Department to provide Minister and staff with security briefings and security training.
Department should extend an invitation to the Minister and their office to visit the department, for example for an afternoon tea or “floor walk”. An invitation should also be considered in due course for portfolio agencies.
Within three weeks of new Minister’s appointment (or as directed by Minister’s office)
Where appropriate, Minister and department to work on statement of expectations for relevant departments, agencies and regulators in the portfolio. Where these statements exist, they should be provided to the Minister. The Minister should write a new statement where appropriate and relevant.
Within four weeks of new Minister’s appointment (or as directed by Minister’s office)
SES to offer Minister and ministerial staff deep dive briefings on topics selected by the Minister.
Department to review with Chief of Staff support and engagement provided to date, and seek feedback to improve or refine processes.
Matters to Consider – New Ministerial Staff Member
Before the new staff member commences
Following consultation with the Chief of Staff, the DLO to contact new staff member to begin on boarding process, including setting up IT and introduction to AGSVA to obtain necessary security clearances (through the department).
IT (email, laptop and mobile telephone) should be in place before the new staff member commences.
DLO or Office Manager to arrange an appointment with the Parliament House Pass Office for the new staff member on their first day.
Within the first week of new staff member’s commencement
DLO acts as main departmental support for new staff member for IT and facilitating briefings, introductions to and contact with department.
The Minister and Minister’s staff to discuss workplace health and safety obligations and procedures.
DLO to arrange security briefing with new staff member.
Department invites new staff member to the department to meet relevant SES, executive officers and executive assistants and provide briefings.
DLO to provide a departmental organisational chart.
Relevant SES to confirm with new staff member the preferred way of communication and engagement, including the new staff member’s approach to briefing.
Within two weeks of new staff member’s commencement

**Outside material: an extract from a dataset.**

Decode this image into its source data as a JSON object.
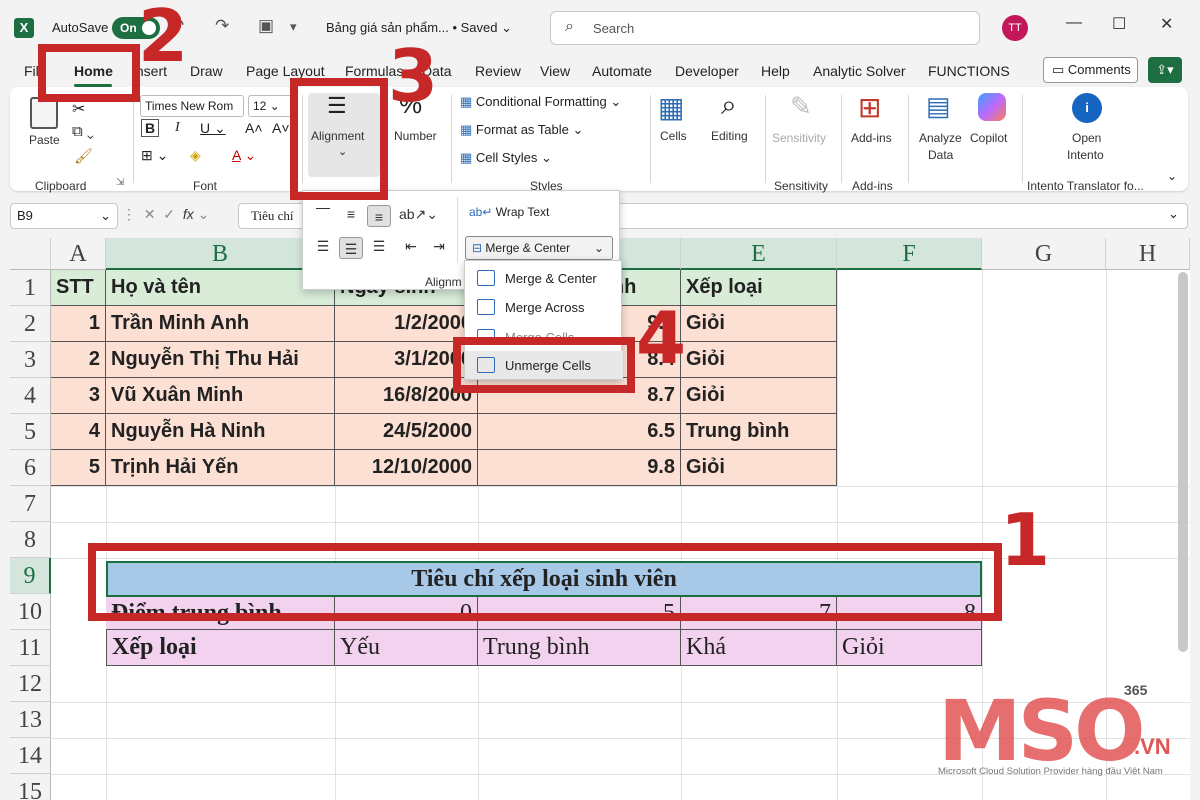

DLO to confirm new staff member has all departmental resources in place.
DLO to check if new staff member requires further briefing or clarification of any departmental matters.

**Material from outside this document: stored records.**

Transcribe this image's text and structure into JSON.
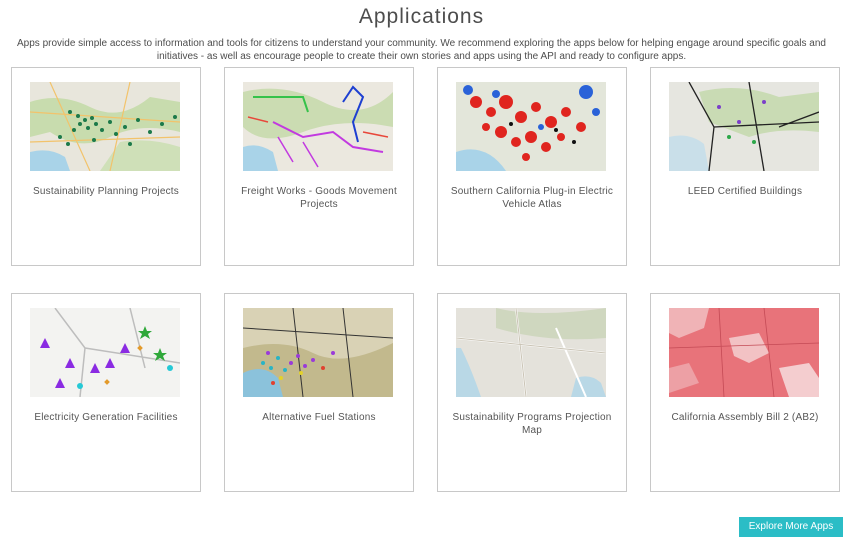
{
  "header": {
    "title": "Applications",
    "intro": "Apps provide simple access to information and tools for citizens to understand your community. We recommend exploring the apps below for helping engage around specific goals and initiatives - as well as encourage people to create their own stories and apps using the API and ready to configure apps."
  },
  "apps": [
    {
      "label": "Sustainability Planning Projects"
    },
    {
      "label": "Freight Works - Goods Movement Projects"
    },
    {
      "label": "Southern California Plug-in Electric Vehicle Atlas"
    },
    {
      "label": "LEED Certified Buildings"
    },
    {
      "label": "Electricity Generation Facilities"
    },
    {
      "label": "Alternative Fuel Stations"
    },
    {
      "label": "Sustainability Programs Projection Map"
    },
    {
      "label": "California Assembly Bill 2 (AB2)"
    }
  ],
  "explore_button": {
    "label": "Explore More Apps"
  },
  "colors": {
    "accent": "#2bbdc6",
    "card_border": "#c8c8c8",
    "text": "#4d4d4d"
  }
}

Within three weeks of a new staff member’s commencement
Relevant SES Officer from Department to review engagement with the adviser to date and seek feedback in order to refine or improve processes.

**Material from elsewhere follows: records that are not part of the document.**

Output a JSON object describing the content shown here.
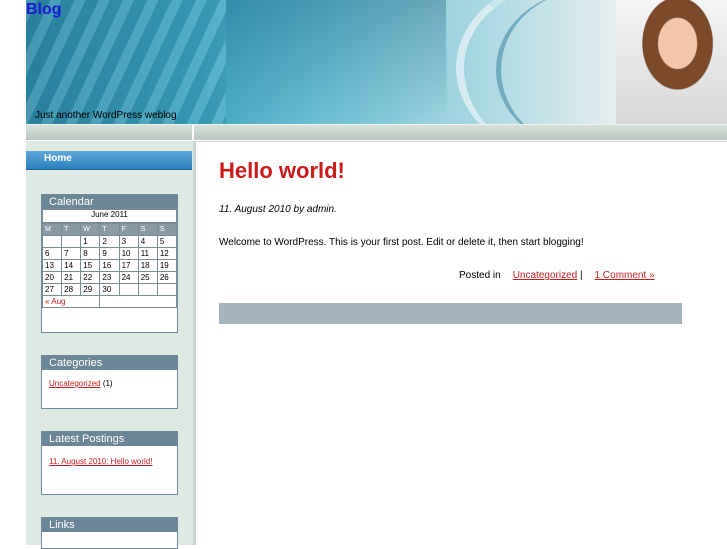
{
  "header": {
    "blog_title": "Blog",
    "tagline": "Just another WordPress weblog"
  },
  "nav": {
    "home": "Home"
  },
  "calendar": {
    "title": "Calendar",
    "month": "June 2011",
    "weekdays": [
      "M",
      "T",
      "W",
      "T",
      "F",
      "S",
      "S"
    ],
    "weeks": [
      [
        "",
        "",
        "1",
        "2",
        "3",
        "4",
        "5"
      ],
      [
        "6",
        "7",
        "8",
        "9",
        "10",
        "11",
        "12"
      ],
      [
        "13",
        "14",
        "15",
        "16",
        "17",
        "18",
        "19"
      ],
      [
        "20",
        "21",
        "22",
        "23",
        "24",
        "25",
        "26"
      ],
      [
        "27",
        "28",
        "29",
        "30",
        "",
        "",
        ""
      ]
    ],
    "prev_link": "« Aug"
  },
  "categories": {
    "title": "Categories",
    "items": [
      {
        "label": "Uncategorized",
        "count": " (1)"
      }
    ]
  },
  "latest": {
    "title": "Latest Postings",
    "items": [
      {
        "label": "11. August 2010: Hello world!"
      }
    ]
  },
  "links": {
    "title": "Links"
  },
  "post": {
    "title": "Hello world!",
    "meta": "11. August 2010 by admin.",
    "body": "Welcome to WordPress. This is your first post. Edit or delete it, then start blogging!",
    "posted_in": "Posted in",
    "category": "Uncategorized",
    "separator": "|",
    "comments": "1 Comment »"
  }
}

Transition of a New Secretary
Departments are responsible for the transition of a new Secretary. Departments will have their own internal processes for managing such a transition, and the preferences of the incoming Secretary will be important.
It is beyond the scope of this paper to provide guidance to departments on transitioning incoming secretaries. However, departments should consider the following points in relation to the interaction of a new Secretary and a Minister and his or her office.
- The new Secretary and the Minister and the Minister’s Chief of Staff should establish contact as soon as the appointment is announced.
- The Minister should discuss with the Secretary his or her expectations of the Secretary and the Department.
- The Secretary should meet with Minister’s staff.
- The Minister’s staff should meet with Secretary’s Executive Officer and Executive Assistant.
- The Minister and Secretary should discuss preferences for ongoing engagement, including regular meetings and the role of the Chief of Staff.
1 A Minister can also backfill vacant adviser positions with APS staff for up to 12 weeks. However, it is not possible to supplement a Minister’s office with APS staff for lengthy periods outside of their MOP(S) staff allocation as approved by the Prime Minister.